Last week my husband shared this funny tweet with me about the Netflix series Tidying Up with Marie Kondo.
Hilarious right? Apparently, it was a Netflix glitch and it was corrected quickly but not before the Internet pounced on the chance for a good joke. Don’t you love that!
But it got me thinking about a conversation I’ve had several times with people that have either read my posts about the KonMari Method or watched the show.
After seeing, hearing, or reading about the method and it’s results, inevitably someone will respond that it’s just too hard for them to think about getting rid of all of their stuff because they are just too sentimental. I’ve received this same reaction from people who have lost parents or recently become empty-nesters or even some who are newlyweds with boxes of wedding gifts in their closets.

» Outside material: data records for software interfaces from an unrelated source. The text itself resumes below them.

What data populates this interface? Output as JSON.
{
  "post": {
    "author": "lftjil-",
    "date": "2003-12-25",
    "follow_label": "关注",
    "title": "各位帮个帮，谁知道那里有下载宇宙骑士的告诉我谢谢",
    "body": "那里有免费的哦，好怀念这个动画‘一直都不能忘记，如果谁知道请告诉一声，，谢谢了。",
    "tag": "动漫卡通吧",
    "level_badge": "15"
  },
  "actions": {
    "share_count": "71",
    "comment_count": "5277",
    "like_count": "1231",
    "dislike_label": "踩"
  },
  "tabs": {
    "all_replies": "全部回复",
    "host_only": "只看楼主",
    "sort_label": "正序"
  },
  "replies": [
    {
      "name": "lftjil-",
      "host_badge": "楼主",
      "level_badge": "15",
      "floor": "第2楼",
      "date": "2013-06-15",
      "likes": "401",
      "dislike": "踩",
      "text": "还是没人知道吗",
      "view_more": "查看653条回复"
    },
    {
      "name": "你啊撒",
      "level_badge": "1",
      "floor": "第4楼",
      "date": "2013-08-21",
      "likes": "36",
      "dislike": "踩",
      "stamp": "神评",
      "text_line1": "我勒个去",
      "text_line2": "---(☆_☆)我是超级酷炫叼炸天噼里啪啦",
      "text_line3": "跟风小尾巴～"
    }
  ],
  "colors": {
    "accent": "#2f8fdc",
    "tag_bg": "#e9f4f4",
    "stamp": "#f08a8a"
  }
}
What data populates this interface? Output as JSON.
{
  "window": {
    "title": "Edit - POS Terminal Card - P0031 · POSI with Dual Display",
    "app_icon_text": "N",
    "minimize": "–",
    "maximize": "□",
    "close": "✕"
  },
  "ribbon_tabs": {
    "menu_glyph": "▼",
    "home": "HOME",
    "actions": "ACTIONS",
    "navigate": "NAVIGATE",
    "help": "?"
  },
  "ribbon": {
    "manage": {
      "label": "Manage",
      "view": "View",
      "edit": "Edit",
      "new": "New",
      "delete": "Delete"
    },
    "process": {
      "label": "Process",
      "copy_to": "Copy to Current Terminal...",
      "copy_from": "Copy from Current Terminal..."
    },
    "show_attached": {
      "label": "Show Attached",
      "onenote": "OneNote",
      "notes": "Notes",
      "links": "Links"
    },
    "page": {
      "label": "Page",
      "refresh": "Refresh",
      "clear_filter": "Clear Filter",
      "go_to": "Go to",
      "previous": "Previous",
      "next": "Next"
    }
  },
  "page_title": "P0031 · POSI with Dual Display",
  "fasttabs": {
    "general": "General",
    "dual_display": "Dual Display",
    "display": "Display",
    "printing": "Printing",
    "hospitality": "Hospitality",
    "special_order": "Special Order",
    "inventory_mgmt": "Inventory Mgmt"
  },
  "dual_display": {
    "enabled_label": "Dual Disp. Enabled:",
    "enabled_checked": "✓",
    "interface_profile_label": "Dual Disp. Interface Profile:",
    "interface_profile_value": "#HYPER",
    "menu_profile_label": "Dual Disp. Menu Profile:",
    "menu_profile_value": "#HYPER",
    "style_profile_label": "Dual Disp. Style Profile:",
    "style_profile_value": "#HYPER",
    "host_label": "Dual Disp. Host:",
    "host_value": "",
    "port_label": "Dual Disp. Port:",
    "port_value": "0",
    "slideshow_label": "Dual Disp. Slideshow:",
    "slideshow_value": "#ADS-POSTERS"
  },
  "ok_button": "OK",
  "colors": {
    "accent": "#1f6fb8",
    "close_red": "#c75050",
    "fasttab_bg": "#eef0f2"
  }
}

I get it. From the outside, the tidying up looks like a liquidation sale – “Everything Must Go!” – but it really isn’t. We see families dragging dozens of bags to the curb or the local thrift store and think either they were hoarders (and those bags are junk) or they must be miserably unfeeling about their things (and those bags are full of valuables).
For those who have only viewed the Netflix series, this is an understandable reaction because so much is glossed over about Marie Kondo’s approach but if you read her book, you will see that she has no interest in taking away your grandmother’s china or baby’s first Christmas ornament at gunpoint. In fact, she would say that it’s the things you care about most that should stay. Not only should they stay in your home, but they should be cared for properly and featured so that you can truly enjoy them.
One phrase I hear often from my most sentimental friends is that they have “boxes of” treasures that they just couldn’t bear to go through and get rid of. Never mind the fact that sentimental treasures in boxes is a massive contradiction. The very reason we keep special things is for the memories they recall or joy that they spark so to store them in boxes and access them every few years is
To flip that thinking on it’s head, perhaps we shouldn’t be saying “there’s no way I could ever do that because I just couldn’t bear to give away my sentimental things,” but rather “what in my home could I discard so that the boxes of treasures could be opened, displayed, touched, felt, smelled, loved, and remembered?”